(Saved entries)
'''
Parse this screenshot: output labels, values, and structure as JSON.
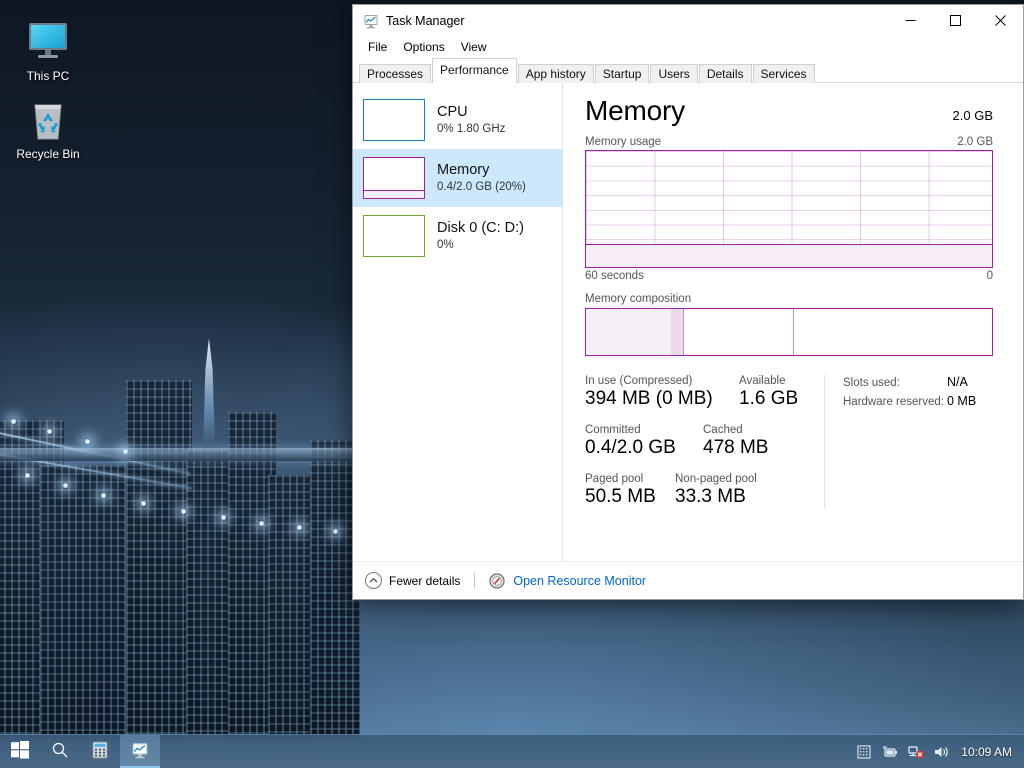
{
  "desktop": {
    "icons": [
      {
        "label": "This PC",
        "icon": "this-pc-icon"
      },
      {
        "label": "Recycle Bin",
        "icon": "recycle-bin-icon"
      }
    ]
  },
  "window": {
    "title": "Task Manager",
    "app_icon": "task-manager-icon",
    "controls": {
      "minimize": "–",
      "maximize": "□",
      "close": "✕"
    },
    "menu": [
      "File",
      "Options",
      "View"
    ],
    "tabs": [
      {
        "label": "Processes",
        "active": false
      },
      {
        "label": "Performance",
        "active": true
      },
      {
        "label": "App history",
        "active": false
      },
      {
        "label": "Startup",
        "active": false
      },
      {
        "label": "Users",
        "active": false
      },
      {
        "label": "Details",
        "active": false
      },
      {
        "label": "Services",
        "active": false
      }
    ]
  },
  "sidebar": {
    "items": [
      {
        "name": "CPU",
        "sub": "0%  1.80 GHz",
        "color": "#1a7bb9",
        "fill_pct": 0,
        "selected": false
      },
      {
        "name": "Memory",
        "sub": "0.4/2.0 GB (20%)",
        "color": "#a21ea2",
        "fill_pct": 20,
        "selected": true
      },
      {
        "name": "Disk 0 (C: D:)",
        "sub": "0%",
        "color": "#6aa832",
        "fill_pct": 0,
        "selected": false
      }
    ]
  },
  "detail": {
    "title": "Memory",
    "capacity": "2.0 GB",
    "graph": {
      "label": "Memory usage",
      "max_label": "2.0 GB",
      "x_left": "60 seconds",
      "x_right": "0",
      "usage_pct": 20,
      "accent": "#a21ea2"
    },
    "composition": {
      "label": "Memory composition",
      "segments": [
        {
          "name": "in-use",
          "pct": 21,
          "color": "#f7eff7"
        },
        {
          "name": "modified",
          "pct": 3,
          "color": "#ecd9ec"
        },
        {
          "name": "standby",
          "pct": 27,
          "color": "#ffffff"
        },
        {
          "name": "free",
          "pct": 49,
          "color": "#ffffff"
        }
      ]
    },
    "stats": {
      "in_use_label": "In use (Compressed)",
      "in_use_value": "394 MB (0 MB)",
      "available_label": "Available",
      "available_value": "1.6 GB",
      "committed_label": "Committed",
      "committed_value": "0.4/2.0 GB",
      "cached_label": "Cached",
      "cached_value": "478 MB",
      "paged_label": "Paged pool",
      "paged_value": "50.5 MB",
      "nonpaged_label": "Non-paged pool",
      "nonpaged_value": "33.3 MB",
      "slots_label": "Slots used:",
      "slots_value": "N/A",
      "hardware_label": "Hardware reserved:",
      "hardware_value": "0 MB"
    }
  },
  "footer": {
    "fewer_details": "Fewer details",
    "resource_monitor": "Open Resource Monitor"
  },
  "taskbar": {
    "buttons": [
      {
        "name": "start-button",
        "icon": "windows-logo-icon"
      },
      {
        "name": "search-button",
        "icon": "search-icon"
      },
      {
        "name": "calculator-button",
        "icon": "calculator-icon"
      },
      {
        "name": "taskmanager-button",
        "icon": "task-manager-icon"
      }
    ],
    "tray": [
      {
        "name": "show-hidden-icons",
        "icon": "chevron-up-icon"
      },
      {
        "name": "power-icon",
        "icon": "battery-icon"
      },
      {
        "name": "network-icon",
        "icon": "network-disconnected-icon"
      },
      {
        "name": "volume-icon",
        "icon": "speaker-icon"
      }
    ],
    "clock": "10:09 AM"
  }
}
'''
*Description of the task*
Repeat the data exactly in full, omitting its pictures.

*Worked solution*
Parse this screenshot: output labels, values, and structure as JSON.
{
  "desktop": {
    "icons": [
      {
        "label": "This PC",
        "icon": "this-pc-icon"
      },
      {
        "label": "Recycle Bin",
        "icon": "recycle-bin-icon"
      }
    ]
  },
  "window": {
    "title": "Task Manager",
    "app_icon": "task-manager-icon",
    "controls": {
      "minimize": "–",
      "maximize": "□",
      "close": "✕"
    },
    "menu": [
      "File",
      "Options",
      "View"
    ],
    "tabs": [
      {
        "label": "Processes",
        "active": false
      },
      {
        "label": "Performance",
        "active": true
      },
      {
        "label": "App history",
        "active": false
      },
      {
        "label": "Startup",
        "active": false
      },
      {
        "label": "Users",
        "active": false
      },
      {
        "label": "Details",
        "active": false
      },
      {
        "label": "Services",
        "active": false
      }
    ]
  },
  "sidebar": {
    "items": [
      {
        "name": "CPU",
        "sub": "0%  1.80 GHz",
        "color": "#1a7bb9",
        "fill_pct": 0,
        "selected": false
      },
      {
        "name": "Memory",
        "sub": "0.4/2.0 GB (20%)",
        "color": "#a21ea2",
        "fill_pct": 20,
        "selected": true
      },
      {
        "name": "Disk 0 (C: D:)",
        "sub": "0%",
        "color": "#6aa832",
        "fill_pct": 0,
        "selected": false
      }
    ]
  },
  "detail": {
    "title": "Memory",
    "capacity": "2.0 GB",
    "graph": {
      "label": "Memory usage",
      "max_label": "2.0 GB",
      "x_left": "60 seconds",
      "x_right": "0",
      "usage_pct": 20,
      "accent": "#a21ea2"
    },
    "composition": {
      "label": "Memory composition",
      "segments": [
        {
          "name": "in-use",
          "pct": 21,
          "color": "#f7eff7"
        },
        {
          "name": "modified",
          "pct": 3,
          "color": "#ecd9ec"
        },
        {
          "name": "standby",
          "pct": 27,
          "color": "#ffffff"
        },
        {
          "name": "free",
          "pct": 49,
          "color": "#ffffff"
        }
      ]
    },
    "stats": {
      "in_use_label": "In use (Compressed)",
      "in_use_value": "394 MB (0 MB)",
      "available_label": "Available",
      "available_value": "1.6 GB",
      "committed_label": "Committed",
      "committed_value": "0.4/2.0 GB",
      "cached_label": "Cached",
      "cached_value": "478 MB",
      "paged_label": "Paged pool",
      "paged_value": "50.5 MB",
      "nonpaged_label": "Non-paged pool",
      "nonpaged_value": "33.3 MB",
      "slots_label": "Slots used:",
      "slots_value": "N/A",
      "hardware_label": "Hardware reserved:",
      "hardware_value": "0 MB"
    }
  },
  "footer": {
    "fewer_details": "Fewer details",
    "resource_monitor": "Open Resource Monitor"
  },
  "taskbar": {
    "buttons": [
      {
        "name": "start-button",
        "icon": "windows-logo-icon"
      },
      {
        "name": "search-button",
        "icon": "search-icon"
      },
      {
        "name": "calculator-button",
        "icon": "calculator-icon"
      },
      {
        "name": "taskmanager-button",
        "icon": "task-manager-icon"
      }
    ],
    "tray": [
      {
        "name": "show-hidden-icons",
        "icon": "chevron-up-icon"
      },
      {
        "name": "power-icon",
        "icon": "battery-icon"
      },
      {
        "name": "network-icon",
        "icon": "network-disconnected-icon"
      },
      {
        "name": "volume-icon",
        "icon": "speaker-icon"
      }
    ],
    "clock": "10:09 AM"
  }
}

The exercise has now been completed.